# WORK INSTRUCTIONS:
Where a line of the entries holds the string "this", copy that line.

# DATASET EXCERPTS:
§ §

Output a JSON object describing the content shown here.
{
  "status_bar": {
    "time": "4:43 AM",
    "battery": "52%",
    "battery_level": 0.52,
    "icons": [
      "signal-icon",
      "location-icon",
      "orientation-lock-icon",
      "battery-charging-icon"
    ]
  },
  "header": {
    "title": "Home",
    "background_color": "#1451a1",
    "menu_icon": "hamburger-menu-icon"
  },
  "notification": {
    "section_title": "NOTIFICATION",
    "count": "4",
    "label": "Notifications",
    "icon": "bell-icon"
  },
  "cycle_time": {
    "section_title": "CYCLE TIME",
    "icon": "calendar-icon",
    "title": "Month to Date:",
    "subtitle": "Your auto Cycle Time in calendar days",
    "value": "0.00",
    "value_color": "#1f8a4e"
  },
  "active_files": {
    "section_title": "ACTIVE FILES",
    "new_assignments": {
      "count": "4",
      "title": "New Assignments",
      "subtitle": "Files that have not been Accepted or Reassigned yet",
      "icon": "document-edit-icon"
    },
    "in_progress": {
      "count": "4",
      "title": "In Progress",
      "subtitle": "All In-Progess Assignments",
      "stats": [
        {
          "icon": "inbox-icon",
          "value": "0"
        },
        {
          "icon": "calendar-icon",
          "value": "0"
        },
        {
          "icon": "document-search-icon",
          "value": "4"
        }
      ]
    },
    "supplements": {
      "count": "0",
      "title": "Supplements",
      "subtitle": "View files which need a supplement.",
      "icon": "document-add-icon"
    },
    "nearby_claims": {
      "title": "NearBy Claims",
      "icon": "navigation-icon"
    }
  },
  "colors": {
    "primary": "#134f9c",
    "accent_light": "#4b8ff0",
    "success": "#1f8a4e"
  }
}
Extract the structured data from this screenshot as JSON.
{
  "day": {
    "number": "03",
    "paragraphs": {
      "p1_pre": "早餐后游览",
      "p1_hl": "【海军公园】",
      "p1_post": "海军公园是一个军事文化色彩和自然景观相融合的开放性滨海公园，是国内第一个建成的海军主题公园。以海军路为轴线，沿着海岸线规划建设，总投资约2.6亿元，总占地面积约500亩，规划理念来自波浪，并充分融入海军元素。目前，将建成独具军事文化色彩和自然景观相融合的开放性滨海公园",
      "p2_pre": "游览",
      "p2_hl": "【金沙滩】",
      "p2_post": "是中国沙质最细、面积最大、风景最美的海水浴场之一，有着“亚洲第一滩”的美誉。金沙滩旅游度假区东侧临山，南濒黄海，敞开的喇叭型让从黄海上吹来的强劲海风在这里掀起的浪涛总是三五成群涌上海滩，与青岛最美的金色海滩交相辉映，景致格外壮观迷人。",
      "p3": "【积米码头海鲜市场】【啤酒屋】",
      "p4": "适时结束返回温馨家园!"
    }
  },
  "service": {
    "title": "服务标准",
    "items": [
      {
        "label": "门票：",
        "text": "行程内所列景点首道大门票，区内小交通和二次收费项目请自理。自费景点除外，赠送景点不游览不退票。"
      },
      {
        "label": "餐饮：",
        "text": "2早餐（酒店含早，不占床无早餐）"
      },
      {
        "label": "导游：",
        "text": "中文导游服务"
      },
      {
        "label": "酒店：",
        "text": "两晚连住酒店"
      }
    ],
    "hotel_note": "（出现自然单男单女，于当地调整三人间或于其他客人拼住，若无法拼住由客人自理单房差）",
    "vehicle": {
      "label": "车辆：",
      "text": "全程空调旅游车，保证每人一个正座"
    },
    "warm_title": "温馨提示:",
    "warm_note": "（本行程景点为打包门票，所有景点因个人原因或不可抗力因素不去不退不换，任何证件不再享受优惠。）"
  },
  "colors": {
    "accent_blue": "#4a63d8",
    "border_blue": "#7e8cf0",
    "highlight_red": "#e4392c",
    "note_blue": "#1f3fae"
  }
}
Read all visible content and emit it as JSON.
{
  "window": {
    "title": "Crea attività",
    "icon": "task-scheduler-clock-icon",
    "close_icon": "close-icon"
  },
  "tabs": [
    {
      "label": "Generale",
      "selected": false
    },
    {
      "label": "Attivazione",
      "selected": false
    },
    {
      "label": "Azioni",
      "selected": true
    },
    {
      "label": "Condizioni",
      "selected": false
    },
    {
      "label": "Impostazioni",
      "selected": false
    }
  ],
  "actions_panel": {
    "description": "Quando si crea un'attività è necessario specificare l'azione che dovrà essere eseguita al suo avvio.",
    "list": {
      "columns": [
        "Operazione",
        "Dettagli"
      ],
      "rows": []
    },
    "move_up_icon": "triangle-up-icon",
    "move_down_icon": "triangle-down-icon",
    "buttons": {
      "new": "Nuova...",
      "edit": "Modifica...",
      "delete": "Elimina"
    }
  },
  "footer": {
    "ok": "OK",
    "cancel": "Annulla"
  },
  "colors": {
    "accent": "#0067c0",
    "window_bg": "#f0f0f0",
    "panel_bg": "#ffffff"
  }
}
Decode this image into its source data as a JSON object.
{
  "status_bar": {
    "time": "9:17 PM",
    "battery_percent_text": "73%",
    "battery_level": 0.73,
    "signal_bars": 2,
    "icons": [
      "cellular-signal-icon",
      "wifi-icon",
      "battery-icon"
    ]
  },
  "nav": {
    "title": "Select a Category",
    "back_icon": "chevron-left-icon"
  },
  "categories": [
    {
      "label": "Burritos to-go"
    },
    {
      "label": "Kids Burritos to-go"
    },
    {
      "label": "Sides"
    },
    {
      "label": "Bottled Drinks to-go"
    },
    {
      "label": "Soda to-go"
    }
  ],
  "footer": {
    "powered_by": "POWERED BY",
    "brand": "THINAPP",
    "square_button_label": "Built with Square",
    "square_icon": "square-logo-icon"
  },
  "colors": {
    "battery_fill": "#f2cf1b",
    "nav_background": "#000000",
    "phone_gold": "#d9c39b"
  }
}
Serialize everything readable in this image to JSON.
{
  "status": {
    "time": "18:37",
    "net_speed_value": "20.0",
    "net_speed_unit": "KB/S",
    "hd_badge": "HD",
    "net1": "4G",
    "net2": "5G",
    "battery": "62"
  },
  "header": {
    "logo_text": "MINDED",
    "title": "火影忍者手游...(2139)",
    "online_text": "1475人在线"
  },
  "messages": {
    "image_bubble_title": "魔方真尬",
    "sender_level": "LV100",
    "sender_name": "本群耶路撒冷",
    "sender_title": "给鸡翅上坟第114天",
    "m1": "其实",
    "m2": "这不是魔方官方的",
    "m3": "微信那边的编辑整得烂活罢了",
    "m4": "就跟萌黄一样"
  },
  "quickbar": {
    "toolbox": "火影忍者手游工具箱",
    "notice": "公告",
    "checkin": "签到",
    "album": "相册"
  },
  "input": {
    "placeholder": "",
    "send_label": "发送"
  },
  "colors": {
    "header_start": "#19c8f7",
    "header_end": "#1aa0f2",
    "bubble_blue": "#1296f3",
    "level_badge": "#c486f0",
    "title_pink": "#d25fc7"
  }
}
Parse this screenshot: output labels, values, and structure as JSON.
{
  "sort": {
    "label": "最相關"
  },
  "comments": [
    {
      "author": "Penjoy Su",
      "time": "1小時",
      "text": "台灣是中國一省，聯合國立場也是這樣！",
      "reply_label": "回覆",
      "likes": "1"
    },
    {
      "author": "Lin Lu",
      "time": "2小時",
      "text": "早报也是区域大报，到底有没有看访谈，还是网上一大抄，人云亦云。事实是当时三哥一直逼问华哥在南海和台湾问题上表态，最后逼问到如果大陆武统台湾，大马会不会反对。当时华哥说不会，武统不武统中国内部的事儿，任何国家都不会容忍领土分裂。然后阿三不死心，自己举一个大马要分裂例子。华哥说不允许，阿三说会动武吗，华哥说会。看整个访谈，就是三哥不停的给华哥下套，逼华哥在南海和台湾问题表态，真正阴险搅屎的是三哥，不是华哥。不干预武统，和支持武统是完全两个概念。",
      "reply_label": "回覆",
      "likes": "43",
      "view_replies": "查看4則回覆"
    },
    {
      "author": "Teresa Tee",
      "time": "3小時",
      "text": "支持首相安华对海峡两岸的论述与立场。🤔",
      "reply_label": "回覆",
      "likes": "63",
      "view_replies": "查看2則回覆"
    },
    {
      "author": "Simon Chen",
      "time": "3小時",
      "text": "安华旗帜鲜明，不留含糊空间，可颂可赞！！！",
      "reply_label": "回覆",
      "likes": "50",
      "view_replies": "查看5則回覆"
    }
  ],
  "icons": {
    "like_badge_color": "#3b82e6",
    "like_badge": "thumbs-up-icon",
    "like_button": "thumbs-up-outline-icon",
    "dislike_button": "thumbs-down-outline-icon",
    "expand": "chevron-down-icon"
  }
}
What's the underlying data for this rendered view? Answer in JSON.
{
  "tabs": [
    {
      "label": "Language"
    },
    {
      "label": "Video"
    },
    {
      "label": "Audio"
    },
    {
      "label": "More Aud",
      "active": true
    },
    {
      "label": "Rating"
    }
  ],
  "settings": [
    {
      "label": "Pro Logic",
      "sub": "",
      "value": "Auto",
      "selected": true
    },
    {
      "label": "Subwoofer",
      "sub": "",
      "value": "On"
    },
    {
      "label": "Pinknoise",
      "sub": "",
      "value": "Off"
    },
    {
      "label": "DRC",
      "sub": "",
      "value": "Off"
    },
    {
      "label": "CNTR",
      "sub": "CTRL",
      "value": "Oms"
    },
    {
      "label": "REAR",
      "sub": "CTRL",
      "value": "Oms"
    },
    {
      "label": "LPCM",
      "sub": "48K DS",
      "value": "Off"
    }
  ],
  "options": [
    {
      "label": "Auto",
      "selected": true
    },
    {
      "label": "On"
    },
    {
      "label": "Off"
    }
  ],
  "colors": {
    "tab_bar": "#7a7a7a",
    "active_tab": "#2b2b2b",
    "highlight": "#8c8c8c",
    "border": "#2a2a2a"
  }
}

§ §

# EXERCISE RESULT:
Extract the structured data from this screenshot as JSON.
Decode this image into its source data as a JSON object.
Serialize everything readable in this image to JSON.
Parse this screenshot: output labels, values, and structure as JSON.
What's the underlying data for this rendered view? Answer in JSON.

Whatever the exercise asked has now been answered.